Once upon a time, Google was the beginning and end of life online.
If you could not find what you wanted by typing a few words into that familiar search box and hitting return, then it may as well not exist.
Google was the web.
"For a long time search was all about the bag of words," said Stephen Emmott, an expert in search engines at consultants Gartner.
Google prospered because it had a bigger bag of words than anyone else, and it was able to pluck what you wanted out of its bag quicker than anyone else.
It gave fast, accurate access to the website, blog or Wikipedia page people sought.
In those days searching, as a computer operation, was quite straightforward, said Mr Emmott.
The sheer size of the web meant there was, and still is, a lot of information to index but it tended to stay in the same place.
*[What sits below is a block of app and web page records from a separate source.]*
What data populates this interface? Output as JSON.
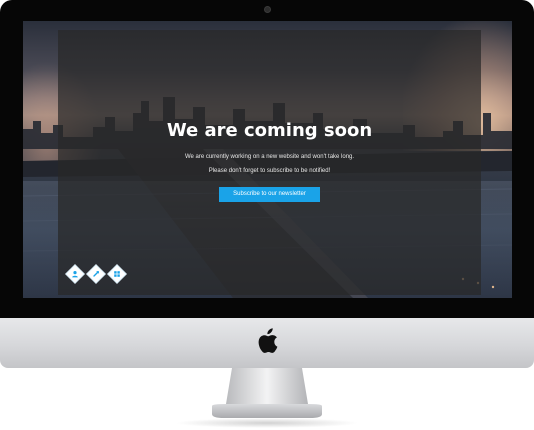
{
  "hero": {
    "headline": "We are coming soon",
    "line1": "We are currently working on a new website and won't take long.",
    "line2": "Please don't forget to subscribe to be notified!",
    "cta_label": "Subscribe to our newsletter"
  },
  "social_icons": [
    "user-icon",
    "link-icon",
    "grid-icon"
  ],
  "colors": {
    "accent": "#1aa3e8",
    "bezel": "#060606",
    "chin": "#d6d7da",
    "overlay": "#282828"
  }
}
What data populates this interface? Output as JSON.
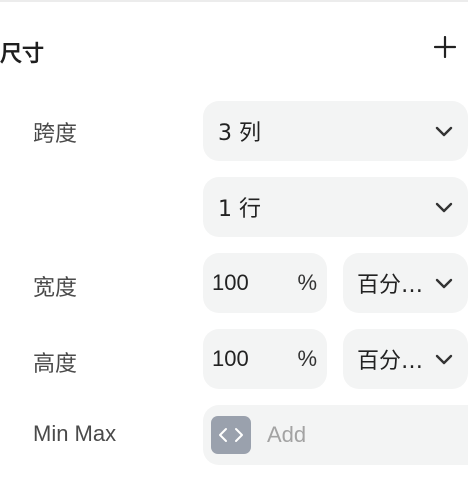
{
  "section": {
    "title": "尺寸",
    "add_icon": "plus-icon"
  },
  "span": {
    "label": "跨度",
    "columns_value": "3 列",
    "rows_value": "1 行"
  },
  "width": {
    "label": "宽度",
    "value": "100",
    "unit": "%",
    "mode": "百分…"
  },
  "height": {
    "label": "高度",
    "value": "100",
    "unit": "%",
    "mode": "百分…"
  },
  "minmax": {
    "label": "Min Max",
    "placeholder": "Add",
    "icon": "code-icon"
  },
  "colors": {
    "field_bg": "#f3f4f4",
    "chip_bg": "#9aa1ad",
    "placeholder": "#a3a3a3"
  }
}
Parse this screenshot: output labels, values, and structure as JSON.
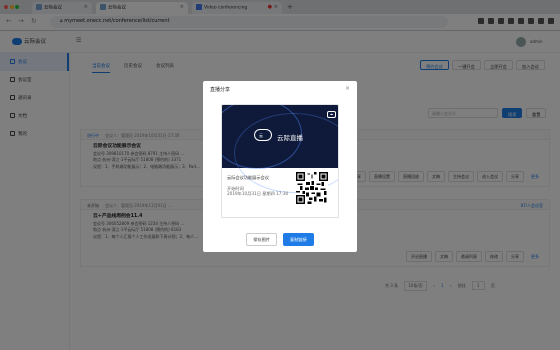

Doing a good job involved analysing the words on the web pages and logging how many other sites saw that page as definitive.
Now, said Mr Emmott, searching has got a lot more complicated thanks to our increasingly complicated online and business lives.
Instead of just looking up web pages, modern life can include finding a date or a soul mate, scoring a second-hand bargain in an auction, calling up instant taxi services or streaming more movies than you could watch in a lifetime of utter sloth.
"One way or another if you use applications throughout the day you will be touching a lot of different search engines and services," he said.
These days, most of those searches will not involve Google technology. Google declined to comment.
Instead, there are new pretenders to the search crown such as Elastic and Solr.
Searching in the old days was about typing text. Not so today. Searching can involve swiping right, moving a map with your fingers or talking to an app, said Shay Banon, founder of Elastic, which makes the open source search technology used by the likes of Tinder, eBay, Uber, Lyft and Netflix.
Behind the search box, the mechanics of finding the right answer are very different, he said.
For instance, on Tinder when you swipe right on a profile, that is a search in that it involves matching data against a constantly shifting set of parameters. It's just not a search as Google classically defined it.
Uber and Lyft also have to match against location as well as the preferences of both their drivers and riders. Similarly, Netflix and eBay do a lot of number crunching to answer queries and make suggestions for their massive user populations.
Mr Banon wrote the first version of Elastic to help his wife who was studying to be a cordon bleu chef.
"I decided to write a recipe app for her and needed to figure out how to add a search box to it to look through all the knowledge she was accumulating," he said.
Just indexing the information in all the recipes, techniques and tricks she was learning was not enough, he said.
"I needed a search engine that was highly curated to her experience and her knowledge from the culinary world," said Mr Banon.
That step involved representing relationships between the different elements and organising the information so it could be queried quickly.
Tinder, for instance, uses Elastic to manage more than 300 million search queries every day.
And just as modern web businesses rely on search to keep them running, almost every business has realised that search is a basic function they have to get right, said Mr Emmott from Gartner.
That is for a couple of reasons, he said. Good analysis of customer data, a search in all but name, can reveal important unseen relationships or snags in a sales process that need smoothing out.
For organisations such as Netflix and Tinder, organising themselves to find fresh insights is straight-forward, said Haydn Jones, founder of data science firm Alqami and a veteran of large-scale engineering projects.
"Netflix, Lyft, Uber and the like started with a blank sheet of paper," he said.
As a result they could choose what technology to use and did not have to worry about the different bits not working well together because they record data in different formats or according to different protocols.
That is a luxury few long-established companies have, he said.
Modern search technologies can help because they are much better at handling different sorts of data and extracting useful information from them - it's rarely just about that big bag of words.
And, he said, it was well worth going through the process to analyse the data and see what squeezing it via search can produce.
Alqami had helped many organisations realise several new use cases for their data because searching through it more efficiently revealed insights they did not know they had.
"Where there is muck there is brass when it comes to data," he said.